— TRY IT —
Find the lines holding the string "meta" in the data, then copy all of them.

<<<<

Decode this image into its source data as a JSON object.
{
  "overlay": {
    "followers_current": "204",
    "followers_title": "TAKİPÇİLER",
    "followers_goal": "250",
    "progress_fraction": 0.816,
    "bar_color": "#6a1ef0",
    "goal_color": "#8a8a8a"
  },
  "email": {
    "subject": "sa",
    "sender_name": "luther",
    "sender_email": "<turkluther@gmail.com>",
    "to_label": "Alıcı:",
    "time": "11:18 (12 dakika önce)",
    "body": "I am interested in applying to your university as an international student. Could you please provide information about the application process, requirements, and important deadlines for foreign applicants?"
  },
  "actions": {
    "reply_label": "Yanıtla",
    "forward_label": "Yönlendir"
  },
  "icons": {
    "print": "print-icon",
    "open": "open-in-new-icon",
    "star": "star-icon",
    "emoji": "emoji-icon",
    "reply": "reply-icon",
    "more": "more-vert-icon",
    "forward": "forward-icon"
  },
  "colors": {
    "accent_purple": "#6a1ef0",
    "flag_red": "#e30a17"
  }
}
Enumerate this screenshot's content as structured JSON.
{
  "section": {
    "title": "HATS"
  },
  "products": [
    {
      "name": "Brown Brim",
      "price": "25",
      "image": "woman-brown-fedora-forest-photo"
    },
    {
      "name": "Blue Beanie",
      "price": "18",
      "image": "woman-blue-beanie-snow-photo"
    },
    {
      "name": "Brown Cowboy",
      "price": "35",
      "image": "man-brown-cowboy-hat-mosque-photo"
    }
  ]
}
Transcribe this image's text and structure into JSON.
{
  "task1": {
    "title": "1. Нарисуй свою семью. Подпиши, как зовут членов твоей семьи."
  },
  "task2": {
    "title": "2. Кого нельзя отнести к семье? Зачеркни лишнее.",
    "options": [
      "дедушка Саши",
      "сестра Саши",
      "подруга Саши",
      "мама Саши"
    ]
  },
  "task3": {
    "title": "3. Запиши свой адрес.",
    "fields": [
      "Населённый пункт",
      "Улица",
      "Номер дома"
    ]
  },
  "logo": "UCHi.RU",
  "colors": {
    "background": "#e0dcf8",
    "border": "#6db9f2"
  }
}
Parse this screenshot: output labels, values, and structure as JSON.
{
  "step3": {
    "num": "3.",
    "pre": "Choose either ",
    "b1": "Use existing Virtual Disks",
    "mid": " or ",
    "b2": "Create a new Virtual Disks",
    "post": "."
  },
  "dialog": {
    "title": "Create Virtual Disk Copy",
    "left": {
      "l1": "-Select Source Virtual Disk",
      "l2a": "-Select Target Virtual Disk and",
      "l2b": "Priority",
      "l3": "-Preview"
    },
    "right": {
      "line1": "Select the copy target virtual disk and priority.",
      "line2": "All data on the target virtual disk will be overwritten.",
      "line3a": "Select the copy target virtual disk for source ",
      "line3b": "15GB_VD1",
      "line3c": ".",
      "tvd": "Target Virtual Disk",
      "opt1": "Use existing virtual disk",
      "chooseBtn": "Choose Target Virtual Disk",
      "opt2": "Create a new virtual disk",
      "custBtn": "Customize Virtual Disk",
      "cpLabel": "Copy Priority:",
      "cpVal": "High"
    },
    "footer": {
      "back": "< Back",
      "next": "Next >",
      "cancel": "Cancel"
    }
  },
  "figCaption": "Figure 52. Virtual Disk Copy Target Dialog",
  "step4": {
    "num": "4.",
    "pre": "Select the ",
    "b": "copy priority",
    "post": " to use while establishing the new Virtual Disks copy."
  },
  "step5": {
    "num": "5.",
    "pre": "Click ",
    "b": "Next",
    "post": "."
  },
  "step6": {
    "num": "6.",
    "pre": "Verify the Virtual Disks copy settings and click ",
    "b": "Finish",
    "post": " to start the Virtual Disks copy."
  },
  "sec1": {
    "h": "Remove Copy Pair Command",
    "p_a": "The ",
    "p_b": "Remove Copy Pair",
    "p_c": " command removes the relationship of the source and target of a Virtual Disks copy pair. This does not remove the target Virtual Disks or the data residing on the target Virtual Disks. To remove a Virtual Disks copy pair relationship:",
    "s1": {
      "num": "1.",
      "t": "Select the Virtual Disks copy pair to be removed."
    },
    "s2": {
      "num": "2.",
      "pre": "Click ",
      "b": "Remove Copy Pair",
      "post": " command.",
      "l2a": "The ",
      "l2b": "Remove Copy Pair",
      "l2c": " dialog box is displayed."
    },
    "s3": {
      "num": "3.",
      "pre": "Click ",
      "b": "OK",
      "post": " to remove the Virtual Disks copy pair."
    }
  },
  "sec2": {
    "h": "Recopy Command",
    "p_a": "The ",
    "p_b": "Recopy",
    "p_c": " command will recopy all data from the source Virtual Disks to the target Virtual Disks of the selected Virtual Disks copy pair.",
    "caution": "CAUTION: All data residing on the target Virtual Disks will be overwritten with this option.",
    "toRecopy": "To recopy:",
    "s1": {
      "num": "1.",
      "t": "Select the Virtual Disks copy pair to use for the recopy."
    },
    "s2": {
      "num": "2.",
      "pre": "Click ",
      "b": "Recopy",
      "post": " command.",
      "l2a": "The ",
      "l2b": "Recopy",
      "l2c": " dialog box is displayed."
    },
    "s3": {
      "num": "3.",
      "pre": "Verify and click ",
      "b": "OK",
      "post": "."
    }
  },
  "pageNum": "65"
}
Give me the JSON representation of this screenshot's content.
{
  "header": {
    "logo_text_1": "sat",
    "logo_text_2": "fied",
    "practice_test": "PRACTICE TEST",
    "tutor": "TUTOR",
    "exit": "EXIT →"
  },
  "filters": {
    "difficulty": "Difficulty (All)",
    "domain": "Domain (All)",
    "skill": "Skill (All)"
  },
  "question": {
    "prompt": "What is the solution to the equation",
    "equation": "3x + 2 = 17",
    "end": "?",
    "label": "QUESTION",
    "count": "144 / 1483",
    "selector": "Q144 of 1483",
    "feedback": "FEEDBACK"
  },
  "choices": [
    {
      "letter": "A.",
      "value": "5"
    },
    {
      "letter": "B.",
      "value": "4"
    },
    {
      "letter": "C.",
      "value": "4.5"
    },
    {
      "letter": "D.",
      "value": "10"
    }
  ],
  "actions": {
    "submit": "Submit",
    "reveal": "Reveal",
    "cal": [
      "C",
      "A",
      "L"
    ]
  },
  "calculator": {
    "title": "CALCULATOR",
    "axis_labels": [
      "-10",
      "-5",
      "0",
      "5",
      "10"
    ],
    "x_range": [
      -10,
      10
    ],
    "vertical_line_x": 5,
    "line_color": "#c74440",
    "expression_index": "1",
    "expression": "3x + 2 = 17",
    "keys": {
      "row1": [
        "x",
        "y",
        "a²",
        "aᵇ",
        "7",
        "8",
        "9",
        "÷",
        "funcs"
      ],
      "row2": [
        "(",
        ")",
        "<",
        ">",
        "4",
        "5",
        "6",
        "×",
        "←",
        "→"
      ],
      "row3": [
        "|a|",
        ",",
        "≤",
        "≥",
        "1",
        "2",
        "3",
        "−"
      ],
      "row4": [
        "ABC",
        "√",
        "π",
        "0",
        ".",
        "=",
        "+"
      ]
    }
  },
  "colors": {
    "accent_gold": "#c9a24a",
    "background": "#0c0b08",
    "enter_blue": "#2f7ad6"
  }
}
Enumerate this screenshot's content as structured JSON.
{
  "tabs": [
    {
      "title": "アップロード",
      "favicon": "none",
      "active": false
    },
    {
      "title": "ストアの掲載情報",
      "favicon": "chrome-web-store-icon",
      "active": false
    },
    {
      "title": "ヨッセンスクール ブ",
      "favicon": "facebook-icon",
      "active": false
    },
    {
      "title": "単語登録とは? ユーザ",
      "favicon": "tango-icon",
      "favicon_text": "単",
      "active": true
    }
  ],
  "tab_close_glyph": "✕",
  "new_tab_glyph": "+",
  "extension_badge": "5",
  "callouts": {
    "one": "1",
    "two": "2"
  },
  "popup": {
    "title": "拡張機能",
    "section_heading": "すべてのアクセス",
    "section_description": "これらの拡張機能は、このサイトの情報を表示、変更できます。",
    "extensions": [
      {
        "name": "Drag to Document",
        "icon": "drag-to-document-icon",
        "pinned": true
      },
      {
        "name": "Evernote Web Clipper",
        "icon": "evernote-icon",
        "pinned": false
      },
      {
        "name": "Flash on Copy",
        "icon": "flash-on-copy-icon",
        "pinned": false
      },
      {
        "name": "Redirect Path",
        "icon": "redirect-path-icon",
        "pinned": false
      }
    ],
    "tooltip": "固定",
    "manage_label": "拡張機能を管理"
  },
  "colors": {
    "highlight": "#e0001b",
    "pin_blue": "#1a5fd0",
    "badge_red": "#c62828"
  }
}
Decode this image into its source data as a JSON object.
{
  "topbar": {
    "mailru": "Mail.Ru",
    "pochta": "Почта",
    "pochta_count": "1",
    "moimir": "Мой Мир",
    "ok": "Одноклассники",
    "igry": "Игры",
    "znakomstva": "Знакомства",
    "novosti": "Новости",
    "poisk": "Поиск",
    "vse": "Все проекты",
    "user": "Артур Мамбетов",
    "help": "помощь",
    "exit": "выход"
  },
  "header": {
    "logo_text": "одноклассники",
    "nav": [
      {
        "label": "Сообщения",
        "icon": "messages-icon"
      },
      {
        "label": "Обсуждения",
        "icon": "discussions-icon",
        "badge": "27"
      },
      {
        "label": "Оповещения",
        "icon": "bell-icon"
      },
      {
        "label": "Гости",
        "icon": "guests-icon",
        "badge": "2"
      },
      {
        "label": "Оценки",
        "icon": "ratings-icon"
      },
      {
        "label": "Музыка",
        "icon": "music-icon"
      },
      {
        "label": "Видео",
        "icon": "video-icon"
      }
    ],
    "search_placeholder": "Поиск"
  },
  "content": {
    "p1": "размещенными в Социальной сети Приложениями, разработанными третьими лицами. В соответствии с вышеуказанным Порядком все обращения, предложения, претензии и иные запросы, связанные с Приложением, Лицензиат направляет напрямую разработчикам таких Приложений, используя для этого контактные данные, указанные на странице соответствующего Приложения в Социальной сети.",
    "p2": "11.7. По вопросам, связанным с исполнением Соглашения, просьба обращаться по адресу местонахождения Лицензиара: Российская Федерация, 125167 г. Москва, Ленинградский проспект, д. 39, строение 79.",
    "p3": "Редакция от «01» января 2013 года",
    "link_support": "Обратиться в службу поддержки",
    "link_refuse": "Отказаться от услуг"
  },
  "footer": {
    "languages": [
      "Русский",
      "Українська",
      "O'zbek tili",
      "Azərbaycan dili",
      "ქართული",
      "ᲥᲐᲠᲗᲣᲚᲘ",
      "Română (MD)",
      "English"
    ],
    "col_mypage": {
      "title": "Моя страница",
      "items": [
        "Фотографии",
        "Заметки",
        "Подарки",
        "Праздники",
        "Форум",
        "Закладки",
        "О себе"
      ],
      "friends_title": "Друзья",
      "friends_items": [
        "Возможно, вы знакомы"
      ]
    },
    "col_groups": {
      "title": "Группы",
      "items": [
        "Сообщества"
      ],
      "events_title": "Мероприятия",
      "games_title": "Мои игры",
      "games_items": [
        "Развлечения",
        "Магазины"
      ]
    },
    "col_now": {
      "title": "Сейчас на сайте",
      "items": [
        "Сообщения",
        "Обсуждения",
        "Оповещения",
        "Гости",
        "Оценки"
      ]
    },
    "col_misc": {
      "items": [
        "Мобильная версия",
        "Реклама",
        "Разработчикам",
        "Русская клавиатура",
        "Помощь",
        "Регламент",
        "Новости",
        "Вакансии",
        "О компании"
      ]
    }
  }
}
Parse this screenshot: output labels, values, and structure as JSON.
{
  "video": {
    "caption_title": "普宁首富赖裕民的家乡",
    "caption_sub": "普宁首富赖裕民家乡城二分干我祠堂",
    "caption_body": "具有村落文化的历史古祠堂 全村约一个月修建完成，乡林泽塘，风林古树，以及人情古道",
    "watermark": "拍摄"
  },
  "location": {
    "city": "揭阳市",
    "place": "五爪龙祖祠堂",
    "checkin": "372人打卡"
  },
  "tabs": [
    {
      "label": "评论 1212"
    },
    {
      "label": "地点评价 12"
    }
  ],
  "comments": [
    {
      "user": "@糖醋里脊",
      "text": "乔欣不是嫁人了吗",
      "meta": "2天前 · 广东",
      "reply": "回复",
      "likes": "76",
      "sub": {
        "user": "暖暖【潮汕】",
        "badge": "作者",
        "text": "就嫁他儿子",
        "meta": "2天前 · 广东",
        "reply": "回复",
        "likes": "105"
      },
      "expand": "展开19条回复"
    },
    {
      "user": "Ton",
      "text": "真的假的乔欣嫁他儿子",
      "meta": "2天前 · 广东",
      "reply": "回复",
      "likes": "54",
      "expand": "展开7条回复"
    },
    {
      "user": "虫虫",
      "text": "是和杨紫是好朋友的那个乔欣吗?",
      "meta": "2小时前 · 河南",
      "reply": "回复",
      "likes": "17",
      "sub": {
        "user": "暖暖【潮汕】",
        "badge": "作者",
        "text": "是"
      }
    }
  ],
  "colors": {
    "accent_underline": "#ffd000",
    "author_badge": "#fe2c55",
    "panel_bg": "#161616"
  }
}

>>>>

— RESPONSE BELOW —
      "meta": "2天前 · 广东",
        "meta": "2天前 · 广东",
      "meta": "2天前 · 广东",
      "meta": "2小时前 · 河南",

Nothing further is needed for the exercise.